(Entries taken from a collection)
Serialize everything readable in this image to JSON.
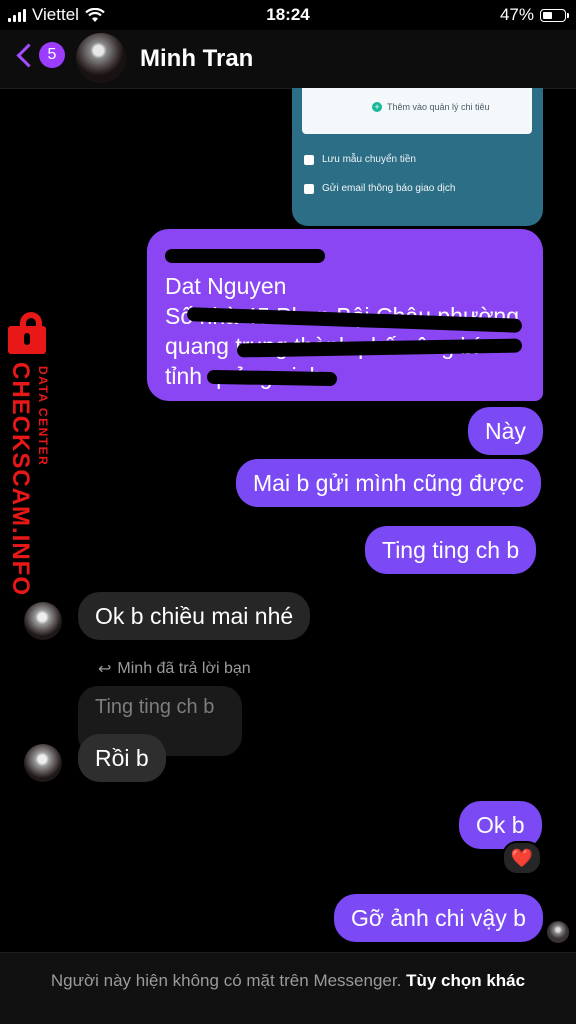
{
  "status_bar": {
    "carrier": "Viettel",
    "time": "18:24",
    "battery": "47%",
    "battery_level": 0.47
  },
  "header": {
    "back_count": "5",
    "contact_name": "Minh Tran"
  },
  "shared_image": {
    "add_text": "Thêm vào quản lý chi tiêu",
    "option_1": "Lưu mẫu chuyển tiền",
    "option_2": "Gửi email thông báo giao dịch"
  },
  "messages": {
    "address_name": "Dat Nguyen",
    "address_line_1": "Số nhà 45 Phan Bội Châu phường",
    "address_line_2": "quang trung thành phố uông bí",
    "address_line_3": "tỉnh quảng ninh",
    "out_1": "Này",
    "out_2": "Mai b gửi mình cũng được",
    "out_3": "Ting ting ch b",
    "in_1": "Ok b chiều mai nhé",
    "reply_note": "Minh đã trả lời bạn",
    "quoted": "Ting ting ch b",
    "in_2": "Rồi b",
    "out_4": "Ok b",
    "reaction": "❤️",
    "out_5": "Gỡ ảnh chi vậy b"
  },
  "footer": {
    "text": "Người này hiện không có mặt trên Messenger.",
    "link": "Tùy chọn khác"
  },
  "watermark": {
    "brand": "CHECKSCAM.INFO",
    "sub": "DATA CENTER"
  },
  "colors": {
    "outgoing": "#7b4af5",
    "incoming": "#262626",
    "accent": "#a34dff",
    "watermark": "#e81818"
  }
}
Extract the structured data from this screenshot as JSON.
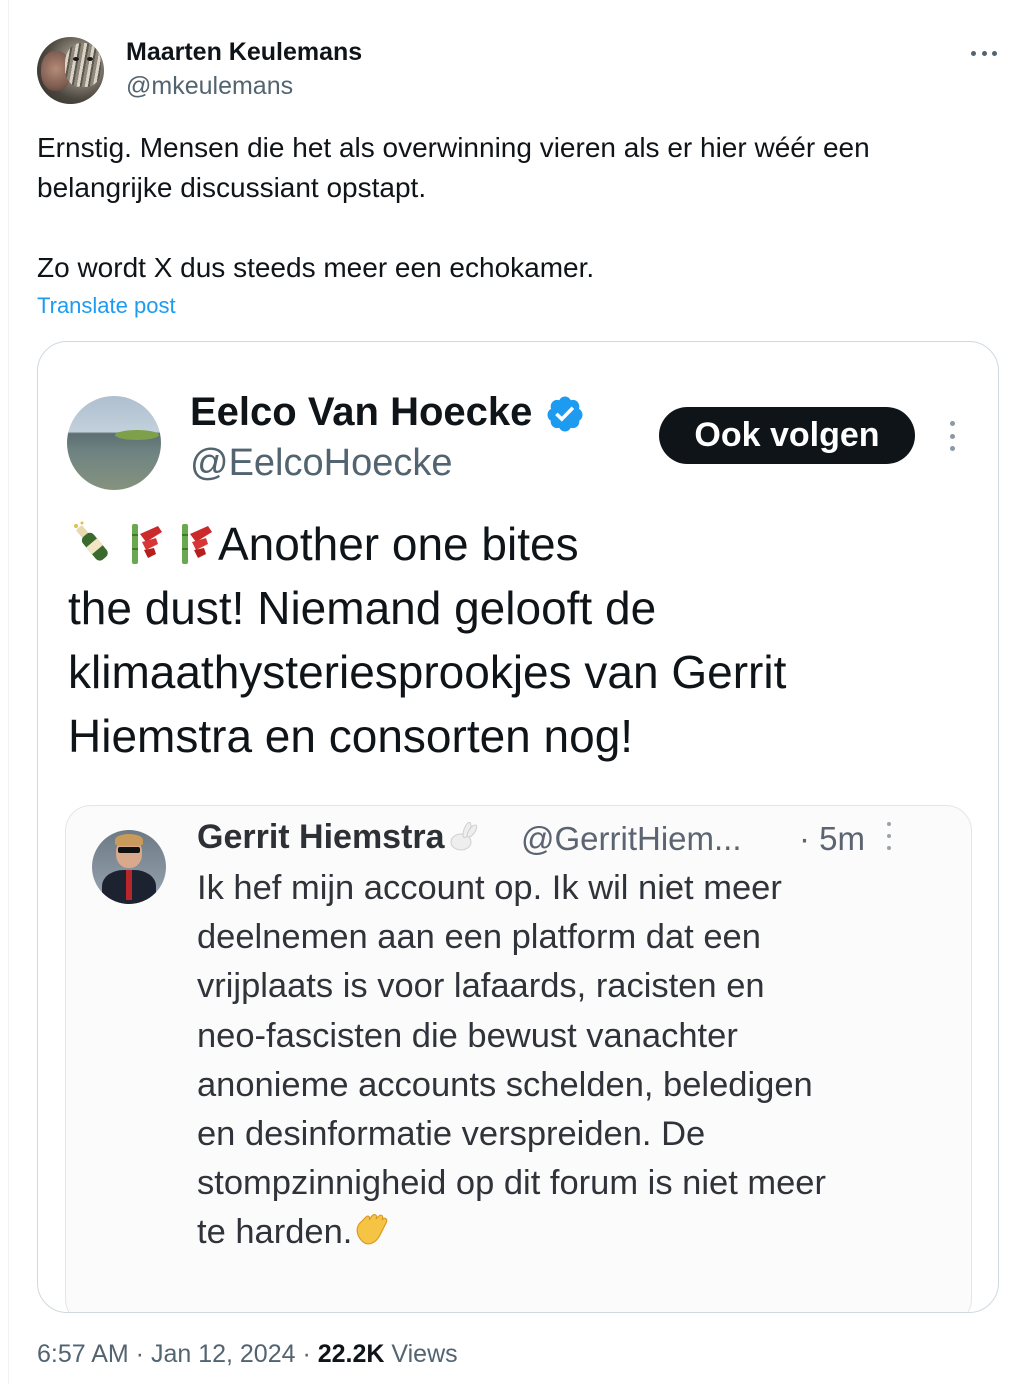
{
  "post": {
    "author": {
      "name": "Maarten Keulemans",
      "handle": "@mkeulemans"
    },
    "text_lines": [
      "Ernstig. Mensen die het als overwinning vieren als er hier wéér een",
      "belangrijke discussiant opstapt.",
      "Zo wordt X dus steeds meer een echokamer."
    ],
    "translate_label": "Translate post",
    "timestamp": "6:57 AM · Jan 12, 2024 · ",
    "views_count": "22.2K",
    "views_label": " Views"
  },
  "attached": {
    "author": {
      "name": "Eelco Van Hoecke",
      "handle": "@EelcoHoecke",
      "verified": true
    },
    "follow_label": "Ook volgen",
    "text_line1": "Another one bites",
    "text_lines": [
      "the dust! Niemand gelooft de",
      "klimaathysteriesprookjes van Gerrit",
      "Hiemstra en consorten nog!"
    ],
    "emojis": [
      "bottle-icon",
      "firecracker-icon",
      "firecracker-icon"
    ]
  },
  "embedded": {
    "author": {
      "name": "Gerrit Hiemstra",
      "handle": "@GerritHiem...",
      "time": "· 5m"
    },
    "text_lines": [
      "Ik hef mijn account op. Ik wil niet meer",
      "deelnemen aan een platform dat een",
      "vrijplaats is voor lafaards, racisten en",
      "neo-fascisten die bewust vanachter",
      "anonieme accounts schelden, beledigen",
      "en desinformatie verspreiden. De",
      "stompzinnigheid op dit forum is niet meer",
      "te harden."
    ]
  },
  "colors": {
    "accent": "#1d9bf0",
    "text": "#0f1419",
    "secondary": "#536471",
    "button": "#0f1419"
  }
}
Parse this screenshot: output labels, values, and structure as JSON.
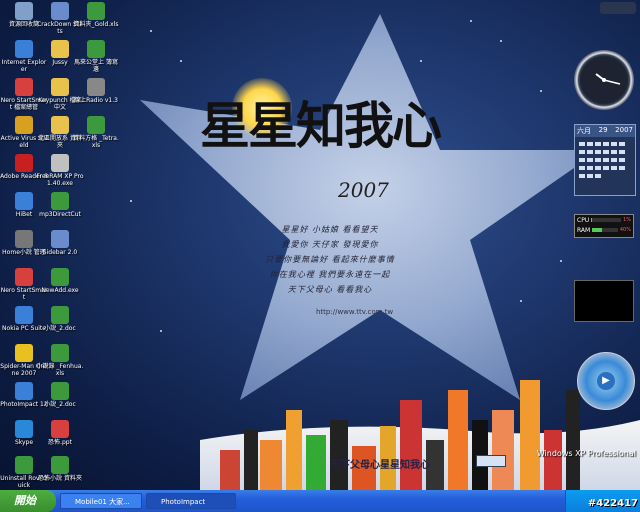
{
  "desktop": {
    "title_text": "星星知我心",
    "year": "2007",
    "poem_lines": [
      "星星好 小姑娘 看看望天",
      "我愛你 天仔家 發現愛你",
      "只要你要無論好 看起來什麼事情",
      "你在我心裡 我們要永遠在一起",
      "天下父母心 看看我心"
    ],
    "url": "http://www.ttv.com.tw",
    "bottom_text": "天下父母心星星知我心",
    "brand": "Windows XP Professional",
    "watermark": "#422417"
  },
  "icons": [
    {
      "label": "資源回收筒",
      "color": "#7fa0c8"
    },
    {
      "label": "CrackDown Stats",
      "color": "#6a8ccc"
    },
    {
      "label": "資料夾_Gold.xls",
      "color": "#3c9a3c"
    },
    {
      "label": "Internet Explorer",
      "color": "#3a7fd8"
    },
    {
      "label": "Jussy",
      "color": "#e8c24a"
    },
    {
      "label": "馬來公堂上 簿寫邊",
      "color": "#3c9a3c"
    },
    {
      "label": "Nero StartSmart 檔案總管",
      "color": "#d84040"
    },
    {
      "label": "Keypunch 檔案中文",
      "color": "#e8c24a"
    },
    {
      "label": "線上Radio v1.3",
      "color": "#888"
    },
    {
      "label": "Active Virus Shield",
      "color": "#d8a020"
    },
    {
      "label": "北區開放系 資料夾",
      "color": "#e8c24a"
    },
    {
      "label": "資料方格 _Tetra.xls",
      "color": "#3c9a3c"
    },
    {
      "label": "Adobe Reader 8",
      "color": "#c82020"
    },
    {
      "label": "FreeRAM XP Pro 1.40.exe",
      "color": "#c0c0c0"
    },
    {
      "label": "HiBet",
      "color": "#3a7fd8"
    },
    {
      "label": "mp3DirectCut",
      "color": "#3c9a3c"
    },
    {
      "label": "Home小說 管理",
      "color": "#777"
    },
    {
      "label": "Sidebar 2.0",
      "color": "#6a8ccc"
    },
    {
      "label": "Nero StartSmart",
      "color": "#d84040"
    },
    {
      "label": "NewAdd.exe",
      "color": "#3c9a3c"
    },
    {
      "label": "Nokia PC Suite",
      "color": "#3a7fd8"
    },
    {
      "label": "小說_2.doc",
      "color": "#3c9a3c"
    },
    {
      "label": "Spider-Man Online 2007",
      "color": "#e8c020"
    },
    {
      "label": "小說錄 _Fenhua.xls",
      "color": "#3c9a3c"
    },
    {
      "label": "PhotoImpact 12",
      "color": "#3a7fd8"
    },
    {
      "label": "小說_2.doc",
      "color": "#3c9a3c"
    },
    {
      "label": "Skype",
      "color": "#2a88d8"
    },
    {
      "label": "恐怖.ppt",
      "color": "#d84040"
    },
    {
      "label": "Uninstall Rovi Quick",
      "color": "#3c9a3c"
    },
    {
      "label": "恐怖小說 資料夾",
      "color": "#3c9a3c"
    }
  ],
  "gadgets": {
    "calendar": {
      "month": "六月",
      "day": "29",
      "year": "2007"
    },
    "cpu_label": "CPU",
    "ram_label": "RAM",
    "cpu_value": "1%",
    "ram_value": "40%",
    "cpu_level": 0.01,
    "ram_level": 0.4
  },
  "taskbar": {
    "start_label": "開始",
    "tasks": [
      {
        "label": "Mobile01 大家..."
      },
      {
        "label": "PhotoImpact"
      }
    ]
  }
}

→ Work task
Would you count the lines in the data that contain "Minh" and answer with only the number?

→ Answer for this exercise
2